The International School Utrecht in the Netherlands is an IB World School, offering the IB Primary Years Programme, Middle Years Programme and Diploma Programme to students aged 4–18. The school has been using ManageBac as its learning platform since 2012.
Curriculum-First Platform – “everything is there”
ISUtrecht’s Leader of IT Systems, Kostis Papadopoulos, has over a decade’s worth of experience using ManageBac across three different schools – valuing its comprehensive alignment to the IB curriculum and approach. For Kostis, it is “the only platform that offers the full package” for IB schools, where “other platforms are less reliable or missing some things”.
ManageBac is used to organise and document the school’s curriculum, to plan and update units, manage attendance, set homework and assignments, and deliver reporting – all while offering deeper insights into what is going on in the school. “Whatever is related to the curriculum in ManageBac, I think that is very well developed,” he explains. “It’s all there”.
Planning & Teaching
Kostis describes ManageBac as “user-friendly” – making onboarding teachers a straightforward experience, where they can rapidly get started with key activities, without reinventing the wheel each time. “It works very smoothly,” he adds.
In fact, Kostis has also made use of the platform during teacher evaluations: “It’s always about checking that the written curriculum and the taught curriculum align,” explains Kostis. “So, from that perspective, for the leadership of the school, I think it’s a great thing – you see how things are going. And for a teacher, it is clear what they should be doing in the class.”
This ability to see what needs doing in class is something that also resonates for Kostis in his additional role as a Teacher of Mathematics: “One of the most valuable things in my eyes is that it reminds everyone to use a lot of things which sometimes we don’t really want to pay attention to,” he says. Because ManageBac’s Unit Planners are fully aligned with the IB curriculum, integrating key criteria such as Approaches to Learning, they can help to keep educators on track in their unit planning: “we all need some kind of structure; I can’t remember everything!” he explains.
Student Support – “the best way to communicate with students”
The whole school community benefits from the structure that ManageBac provides, including its students: “they love it, it’s clear what they are doing”, says Kostis.
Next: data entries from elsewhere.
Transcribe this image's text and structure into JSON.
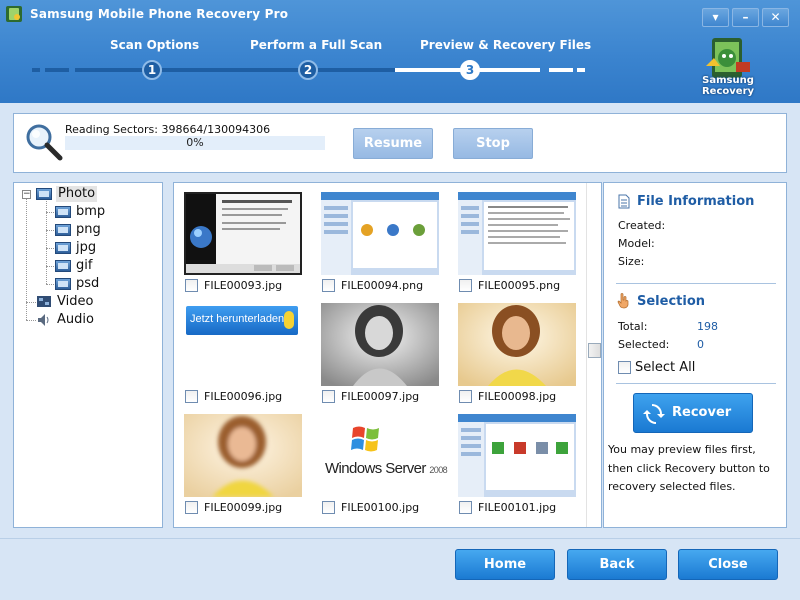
{
  "window": {
    "title": "Samsung Mobile Phone Recovery Pro",
    "controls": [
      "▾",
      "–",
      "✕"
    ]
  },
  "steps": [
    {
      "label": "Scan Options",
      "number": "1",
      "state": "done"
    },
    {
      "label": "Perform a Full Scan",
      "number": "2",
      "state": "done"
    },
    {
      "label": "Preview & Recovery Files",
      "number": "3",
      "state": "current"
    }
  ],
  "brand": {
    "line1": "Samsung",
    "line2": "Recovery"
  },
  "progress": {
    "reading_label": "Reading Sectors: 398664/130094306",
    "percent_text": "0%",
    "percent_value": 0,
    "resume_label": "Resume",
    "stop_label": "Stop"
  },
  "tree": {
    "root": "Photo",
    "children": [
      "bmp",
      "png",
      "jpg",
      "gif",
      "psd"
    ],
    "others": [
      "Video",
      "Audio"
    ]
  },
  "files": [
    {
      "name": "FILE00093.jpg",
      "thumb": "installer-dialog"
    },
    {
      "name": "FILE00094.png",
      "thumb": "app-window"
    },
    {
      "name": "FILE00095.png",
      "thumb": "app-window"
    },
    {
      "name": "FILE00096.jpg",
      "thumb": "download-banner",
      "banner_text": "Jetzt herunterladen"
    },
    {
      "name": "FILE00097.jpg",
      "thumb": "portrait-bw"
    },
    {
      "name": "FILE00098.jpg",
      "thumb": "portrait-color"
    },
    {
      "name": "FILE00099.jpg",
      "thumb": "portrait-blur"
    },
    {
      "name": "FILE00100.jpg",
      "thumb": "windows-server-logo",
      "logo_text": "Windows Server",
      "logo_year": "2008"
    },
    {
      "name": "FILE00101.jpg",
      "thumb": "app-window"
    }
  ],
  "info": {
    "file_info_title": "File Information",
    "created_label": "Created:",
    "model_label": "Model:",
    "size_label": "Size:",
    "selection_title": "Selection",
    "total_label": "Total:",
    "total_value": "198",
    "selected_label": "Selected:",
    "selected_value": "0",
    "select_all_label": "Select All",
    "recover_label": "Recover",
    "note": "You may preview files first, then click Recovery button to recovery selected files."
  },
  "footer": {
    "home_label": "Home",
    "back_label": "Back",
    "close_label": "Close"
  },
  "colors": {
    "header": "#3b84cf",
    "accent": "#1f5da5",
    "button": "#1b7ad2",
    "panel_border": "#8fb2d8"
  }
}
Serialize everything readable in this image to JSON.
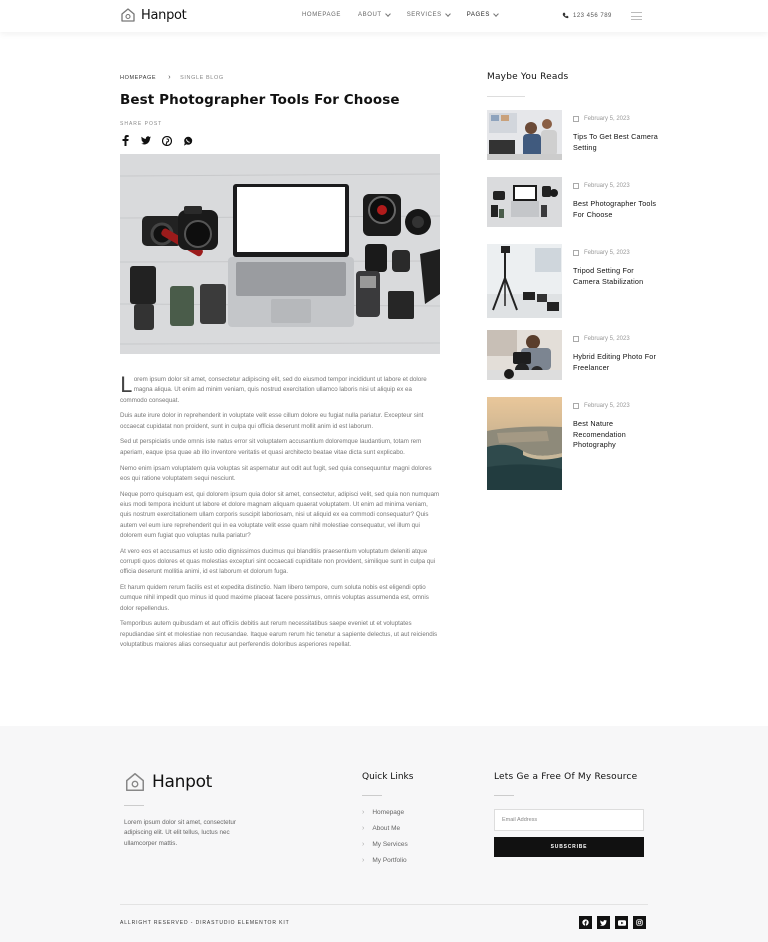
{
  "brand": {
    "name": "Hanpot"
  },
  "nav": {
    "items": [
      {
        "label": "Homepage"
      },
      {
        "label": "About"
      },
      {
        "label": "Services"
      },
      {
        "label": "Pages"
      }
    ],
    "phone": "123 456 789",
    "menu_icon": "hamburger-icon"
  },
  "breadcrumb": {
    "home": "Homepage",
    "current": "Single Blog"
  },
  "post": {
    "title": "Best Photographer Tools For Choose",
    "share_label": "Share Post",
    "share_icons": [
      "facebook-icon",
      "twitter-icon",
      "pinterest-icon",
      "whatsapp-icon"
    ],
    "dropcap": "L",
    "paragraphs": [
      "orem ipsum dolor sit amet, consectetur adipiscing elit, sed do eiusmod tempor incididunt ut labore et dolore magna aliqua. Ut enim ad minim veniam, quis nostrud exercitation ullamco laboris nisi ut aliquip ex ea commodo consequat.",
      "Duis aute irure dolor in reprehenderit in voluptate velit esse cillum dolore eu fugiat nulla pariatur. Excepteur sint occaecat cupidatat non proident, sunt in culpa qui officia deserunt mollit anim id est laborum.",
      "Sed ut perspiciatis unde omnis iste natus error sit voluptatem accusantium doloremque laudantium, totam rem aperiam, eaque ipsa quae ab illo inventore veritatis et quasi architecto beatae vitae dicta sunt explicabo.",
      "Nemo enim ipsam voluptatem quia voluptas sit aspernatur aut odit aut fugit, sed quia consequuntur magni dolores eos qui ratione voluptatem sequi nesciunt.",
      "Neque porro quisquam est, qui dolorem ipsum quia dolor sit amet, consectetur, adipisci velit, sed quia non numquam eius modi tempora incidunt ut labore et dolore magnam aliquam quaerat voluptatem. Ut enim ad minima veniam, quis nostrum exercitationem ullam corporis suscipit laboriosam, nisi ut aliquid ex ea commodi consequatur? Quis autem vel eum iure reprehenderit qui in ea voluptate velit esse quam nihil molestiae consequatur, vel illum qui dolorem eum fugiat quo voluptas nulla pariatur?",
      "At vero eos et accusamus et iusto odio dignissimos ducimus qui blanditiis praesentium voluptatum deleniti atque corrupti quos dolores et quas molestias excepturi sint occaecati cupiditate non provident, similique sunt in culpa qui officia deserunt mollitia animi, id est laborum et dolorum fuga.",
      "Et harum quidem rerum facilis est et expedita distinctio. Nam libero tempore, cum soluta nobis est eligendi optio cumque nihil impedit quo minus id quod maxime placeat facere possimus, omnis voluptas assumenda est, omnis dolor repellendus.",
      "Temporibus autem quibusdam et aut officiis debitis aut rerum necessitatibus saepe eveniet ut et voluptates repudiandae sint et molestiae non recusandae. Itaque earum rerum hic tenetur a sapiente delectus, ut aut reiciendis voluptatibus maiores alias consequatur aut perferendis doloribus asperiores repellat."
    ]
  },
  "sidebar": {
    "title": "Maybe You Reads",
    "items": [
      {
        "date": "February 5, 2023",
        "title": "Tips To Get Best Camera Setting"
      },
      {
        "date": "February 5, 2023",
        "title": "Best Photographer Tools For Choose"
      },
      {
        "date": "February 5, 2023",
        "title": "Tripod Setting For Camera Stabilization"
      },
      {
        "date": "February 5, 2023",
        "title": "Hybrid Editing Photo For Freelancer"
      },
      {
        "date": "February 5, 2023",
        "title": "Best Nature Recomendation Photography"
      }
    ]
  },
  "footer": {
    "brand": "Hanpot",
    "description": "Lorem ipsum dolor sit amet, consectetur adipiscing elit. Ut elit tellus, luctus nec ullamcorper mattis.",
    "quick_links_title": "Quick Links",
    "quick_links": [
      "Homepage",
      "About Me",
      "My Services",
      "My Portfolio"
    ],
    "newsletter_title": "Lets Ge a Free Of My Resource",
    "email_placeholder": "Email Address",
    "subscribe_label": "Subscribe",
    "copyright": "Allright Reserved - Dirastudio Elementor Kit",
    "socials": [
      "facebook-icon",
      "twitter-icon",
      "youtube-icon",
      "instagram-icon"
    ]
  },
  "colors": {
    "accent": "#111111",
    "footer_bg": "#f7f7f8",
    "text_muted": "#777777"
  }
}
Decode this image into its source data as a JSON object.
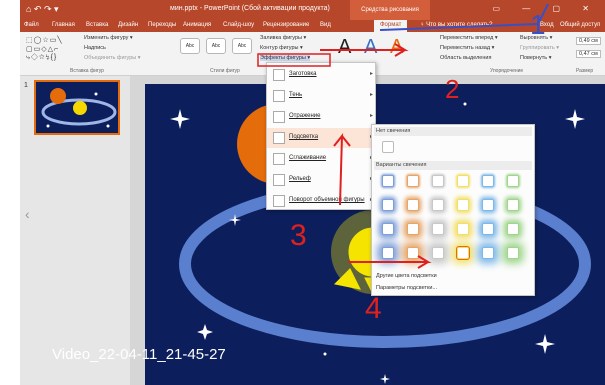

In fact, ManageBac is the sole method of communication with students at ISUtrecht. “I think communication for the students through ManageBac is great”, says Kostis. “You have the tasks, or you have the deadlines, or just messages – I think it’s crystal clear.”
Reporting – “a piece of cake”
Instead of the “old-fashioned”, manual process of filling in comments and grades in a spreadsheet, transferring these into a document and printing them out, ManageBac offers a more streamlined, efficient system for reporting. “The moment that you have a platform where you can just type it in and then generate it, this is already a huge deal,” says Kostis. “I think the reporting is very clear, it’s very useful. You have a lot of options”.
One “super useful” function is the ability to preview draft reports in the platform – generating and tweaking individual report cards “until you have exactly what you need”, as well as continuously revisiting and improving core templates.
At ISUtrecht, parents have their own ManageBac login details so that they can access academic reports and also behaviour notes, and they are encouraged to do this alongside their children, who can help them to navigate the system and interpret any curriculum-specific terminology.
“For me, one of the most important things is the customer service – that’s where I see a big difference with other platforms,” Kostis explains. “The nice thing I like about ManageBac in general is that the customer service is very good. You know that there will always be someone to answer your questions and to help you.”
“I would definitely recommend it to another school,” he concludes.